London: A UK government initiative to test school literacy levels will see more than 500,000 six-year-olds asked to read words such as jound, terg, fape and snemp.
During the summer term, teachers will sit down individually with every Year 1 child and ask them to read the pseudo-words as a way of gauging reading levels.
Officials preparing this year's test are having to ensure that none of the non-words is offensive in other languages. The government is pushing ahead with using the pseudo-words in the tests despite the results of a public consultation in which two-thirds of people said they should not be included.
Each child will have to read a total of 40 words; 20 real ones such as week, chill, grit and start as well as 20 non-words such as spron, stroft and ulf.

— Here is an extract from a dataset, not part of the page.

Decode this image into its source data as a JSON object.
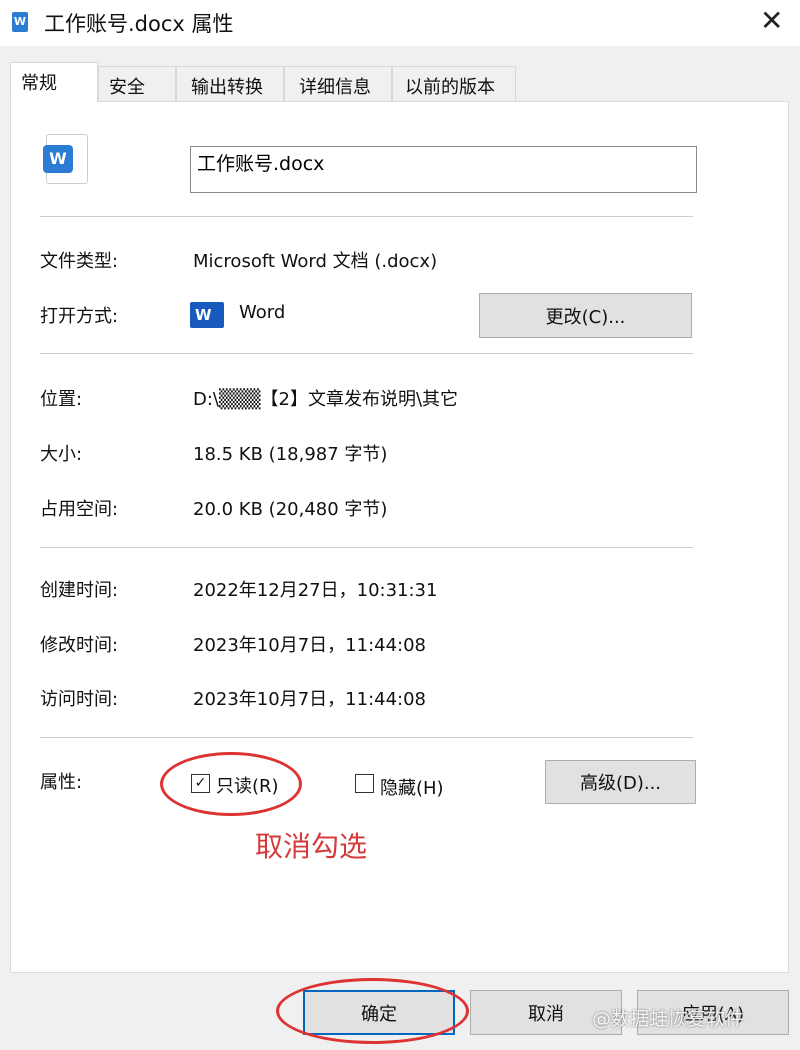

The idea is that the test will establish how well schools are teaching phonics, a system in which children learn the sounds that groups of letters make rather than just remembering what different words look like.
Professor Dominic Wyse of the Institute of Education said: "Clearly, non-words don't have any meaning.
"Understanding meaning is the essence of reading so we must ask if this test really assesses reading."